The Committee to Protect Journalists (CPJ) is deeply concerned about an August 15 arson attack on the home of Gambian journalist and BBC correspondent Ebrima Sillah, and recent threats against local independent journalists. About 3 a.m., attackers broke through the windows of Sillah's house, poured gasoline, and set fire to the building, causing extensive damage. The house is located outside the capital, Banjul.
Sillah was inside sleeping when the attack took place, but he was able to escape without injury. No one else was inside the house at the time. Sillah told CPJ that neighbors helped extinguish the blaze, which burned for more than two hours.
Several days before the attack, Demba Jawo, president of the Gambia Press Union (GPU), received an anonymous threatening letter at his home. The letter criticized Jawo and the independent press in Gambia for their coverage of Your Excellency and your ruling Alliance for Patriotic Reorientation and Construction (APRC) party, saying that the journalists' coverage was biased against you. "Very soon we will teach one of your journalists a very good lesson," the letter threatened.
In July, the BBC in London received a letter signed "The Green Boys," which criticized Sillah's coverage for the BBC of the 10-year anniversary of the July 22 coup that brought Your Excellency to power in 1994. The letter accused Sillah's reporting of being biased against Your Excellency, and threatened to attack the journalist.
Sillah told CPJ that he gave a copy of the letter to the local police, who promised to investigate its source.
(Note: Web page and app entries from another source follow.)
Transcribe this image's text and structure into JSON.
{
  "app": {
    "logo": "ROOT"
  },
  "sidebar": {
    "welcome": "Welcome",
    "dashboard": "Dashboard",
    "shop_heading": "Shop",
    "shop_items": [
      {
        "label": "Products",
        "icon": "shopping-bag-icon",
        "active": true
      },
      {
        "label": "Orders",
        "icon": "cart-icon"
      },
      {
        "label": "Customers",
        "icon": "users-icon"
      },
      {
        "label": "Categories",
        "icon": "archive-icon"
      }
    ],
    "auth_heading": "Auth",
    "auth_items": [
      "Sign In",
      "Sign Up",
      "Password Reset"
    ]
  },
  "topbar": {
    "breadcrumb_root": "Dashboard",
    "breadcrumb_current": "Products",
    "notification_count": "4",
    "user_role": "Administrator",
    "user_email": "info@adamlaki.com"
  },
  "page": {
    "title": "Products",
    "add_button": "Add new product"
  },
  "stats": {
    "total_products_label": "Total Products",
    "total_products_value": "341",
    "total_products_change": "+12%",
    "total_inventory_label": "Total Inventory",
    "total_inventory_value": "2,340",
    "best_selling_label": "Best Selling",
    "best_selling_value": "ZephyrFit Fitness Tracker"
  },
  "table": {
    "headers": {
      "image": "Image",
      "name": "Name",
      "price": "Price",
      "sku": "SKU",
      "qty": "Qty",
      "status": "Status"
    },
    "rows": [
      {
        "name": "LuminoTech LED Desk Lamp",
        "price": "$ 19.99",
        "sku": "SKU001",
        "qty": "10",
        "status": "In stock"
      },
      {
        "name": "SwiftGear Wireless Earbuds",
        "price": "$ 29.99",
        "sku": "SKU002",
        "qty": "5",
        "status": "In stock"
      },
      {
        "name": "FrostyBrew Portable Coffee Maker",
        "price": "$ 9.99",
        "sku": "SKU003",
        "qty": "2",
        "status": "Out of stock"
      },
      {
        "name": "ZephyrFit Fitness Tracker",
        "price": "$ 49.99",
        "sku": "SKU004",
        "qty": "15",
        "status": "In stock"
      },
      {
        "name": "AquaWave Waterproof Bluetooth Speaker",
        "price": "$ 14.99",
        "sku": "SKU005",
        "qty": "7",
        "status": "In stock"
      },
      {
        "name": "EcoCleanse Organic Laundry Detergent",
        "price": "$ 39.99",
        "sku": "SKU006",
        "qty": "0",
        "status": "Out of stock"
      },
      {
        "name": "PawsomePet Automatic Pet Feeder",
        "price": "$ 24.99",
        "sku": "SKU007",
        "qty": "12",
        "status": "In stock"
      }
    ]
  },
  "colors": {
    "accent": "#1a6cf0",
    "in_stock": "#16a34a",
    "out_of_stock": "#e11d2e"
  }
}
However, the police have announced no information from that investigation, and have not announced a new investigation into the arson attack, Sillah said.
This attack is the latest in a series of arson assaults on independent media in the Gambia. On April 13, armed men stormed a building in suburban Kanifing that housed the printing press of the private biweekly newspaper, The Independent. The men fired shots inside the building before dousing equipment with gasoline and setting it ablaze. Three employees were injured in the fire. The Independent was also attacked in October 2003, when three unidentified men set fire to the newspaper's main offices in Banjul, forcing staff to relocate temporarily.
The attacks on Sillah's home and on The Independent closely resemble an August 2000 arson attack on the offices of the independent Banjul-based Radio 1 FM, which injured several journalists and forced the station off the air for two days.
According to local journalists, no one has been prosecuted in connection with any of these attacks.
As an organization of journalists dedicated to defending the rights of our colleagues worldwide, CPJ condemns the attacks on Ebrima Sillah and independent media outlets in the Gambia. We respectfully urge Your Excellency to ensure a thorough, independent investigation into these attacks, and to ensure that those responsible are brought to justice. The lack of prosecution in these cases is shocking and sends a dangerous message that those who attack journalists in the Gambia can do so with impunity.
Thank you for your attention to this urgent matter. We look forward to your response.